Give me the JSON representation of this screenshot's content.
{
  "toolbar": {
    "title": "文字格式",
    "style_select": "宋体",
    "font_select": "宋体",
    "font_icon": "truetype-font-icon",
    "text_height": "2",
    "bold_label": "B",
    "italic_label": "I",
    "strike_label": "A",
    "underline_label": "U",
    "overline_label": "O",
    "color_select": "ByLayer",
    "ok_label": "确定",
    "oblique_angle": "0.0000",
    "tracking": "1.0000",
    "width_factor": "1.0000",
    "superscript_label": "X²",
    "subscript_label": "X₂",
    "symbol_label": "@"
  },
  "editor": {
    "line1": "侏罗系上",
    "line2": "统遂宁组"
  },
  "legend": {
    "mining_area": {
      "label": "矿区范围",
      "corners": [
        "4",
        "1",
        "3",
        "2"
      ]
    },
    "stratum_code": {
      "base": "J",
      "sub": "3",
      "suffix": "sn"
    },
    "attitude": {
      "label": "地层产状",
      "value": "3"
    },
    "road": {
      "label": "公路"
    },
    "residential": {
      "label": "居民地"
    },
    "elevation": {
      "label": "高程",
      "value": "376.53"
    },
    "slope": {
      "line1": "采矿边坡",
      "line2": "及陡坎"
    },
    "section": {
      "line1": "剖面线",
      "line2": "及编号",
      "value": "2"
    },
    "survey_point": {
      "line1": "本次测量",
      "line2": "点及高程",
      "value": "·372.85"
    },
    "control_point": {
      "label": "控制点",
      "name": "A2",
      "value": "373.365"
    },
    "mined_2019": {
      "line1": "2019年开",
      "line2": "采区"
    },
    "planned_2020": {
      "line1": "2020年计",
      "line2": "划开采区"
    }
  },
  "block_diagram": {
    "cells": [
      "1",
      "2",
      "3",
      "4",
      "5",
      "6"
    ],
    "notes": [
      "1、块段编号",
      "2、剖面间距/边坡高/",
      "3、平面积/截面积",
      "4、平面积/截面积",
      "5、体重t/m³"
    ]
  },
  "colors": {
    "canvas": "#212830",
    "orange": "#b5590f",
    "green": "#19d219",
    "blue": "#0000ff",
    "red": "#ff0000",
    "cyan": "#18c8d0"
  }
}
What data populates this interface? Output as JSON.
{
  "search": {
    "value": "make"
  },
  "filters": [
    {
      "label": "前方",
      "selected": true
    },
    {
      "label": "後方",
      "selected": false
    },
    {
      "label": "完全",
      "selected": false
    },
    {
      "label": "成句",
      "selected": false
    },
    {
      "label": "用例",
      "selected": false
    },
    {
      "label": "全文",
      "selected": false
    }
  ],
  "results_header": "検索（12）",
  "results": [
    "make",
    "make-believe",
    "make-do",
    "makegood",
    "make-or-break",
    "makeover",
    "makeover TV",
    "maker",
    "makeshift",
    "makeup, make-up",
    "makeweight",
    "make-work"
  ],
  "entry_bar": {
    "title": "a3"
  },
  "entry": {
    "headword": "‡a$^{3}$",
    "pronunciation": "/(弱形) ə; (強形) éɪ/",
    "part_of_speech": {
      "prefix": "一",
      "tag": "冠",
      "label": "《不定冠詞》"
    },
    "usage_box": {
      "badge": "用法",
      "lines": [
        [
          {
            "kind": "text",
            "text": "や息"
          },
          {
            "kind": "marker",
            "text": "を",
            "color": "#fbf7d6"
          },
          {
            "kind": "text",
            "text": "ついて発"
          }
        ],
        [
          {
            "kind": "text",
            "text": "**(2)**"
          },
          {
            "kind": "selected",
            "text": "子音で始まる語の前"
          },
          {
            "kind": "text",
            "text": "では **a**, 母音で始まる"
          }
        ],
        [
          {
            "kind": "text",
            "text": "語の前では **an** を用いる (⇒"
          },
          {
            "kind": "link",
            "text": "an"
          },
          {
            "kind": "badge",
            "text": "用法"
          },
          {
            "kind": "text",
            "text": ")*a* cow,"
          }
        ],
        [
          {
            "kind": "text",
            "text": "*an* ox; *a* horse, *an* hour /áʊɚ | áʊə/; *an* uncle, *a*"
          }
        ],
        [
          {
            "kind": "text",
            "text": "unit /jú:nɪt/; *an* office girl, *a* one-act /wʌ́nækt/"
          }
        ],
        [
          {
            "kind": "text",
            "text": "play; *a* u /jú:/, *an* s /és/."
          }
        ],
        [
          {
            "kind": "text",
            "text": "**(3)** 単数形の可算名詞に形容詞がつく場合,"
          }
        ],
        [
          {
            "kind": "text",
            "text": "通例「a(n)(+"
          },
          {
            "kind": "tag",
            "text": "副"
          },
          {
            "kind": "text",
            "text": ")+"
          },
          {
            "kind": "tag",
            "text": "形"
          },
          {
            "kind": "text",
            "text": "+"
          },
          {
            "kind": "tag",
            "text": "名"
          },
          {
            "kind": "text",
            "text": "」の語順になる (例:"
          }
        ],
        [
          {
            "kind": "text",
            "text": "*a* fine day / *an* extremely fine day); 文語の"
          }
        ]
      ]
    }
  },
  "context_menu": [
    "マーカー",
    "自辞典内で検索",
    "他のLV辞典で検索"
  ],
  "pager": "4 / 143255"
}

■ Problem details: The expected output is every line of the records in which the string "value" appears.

■ Result of the task:
      "value": "3"
      "value": "376.53"
      "value": "2"
      "value": "·372.85"
      "value": "373.365"
    "value": "make"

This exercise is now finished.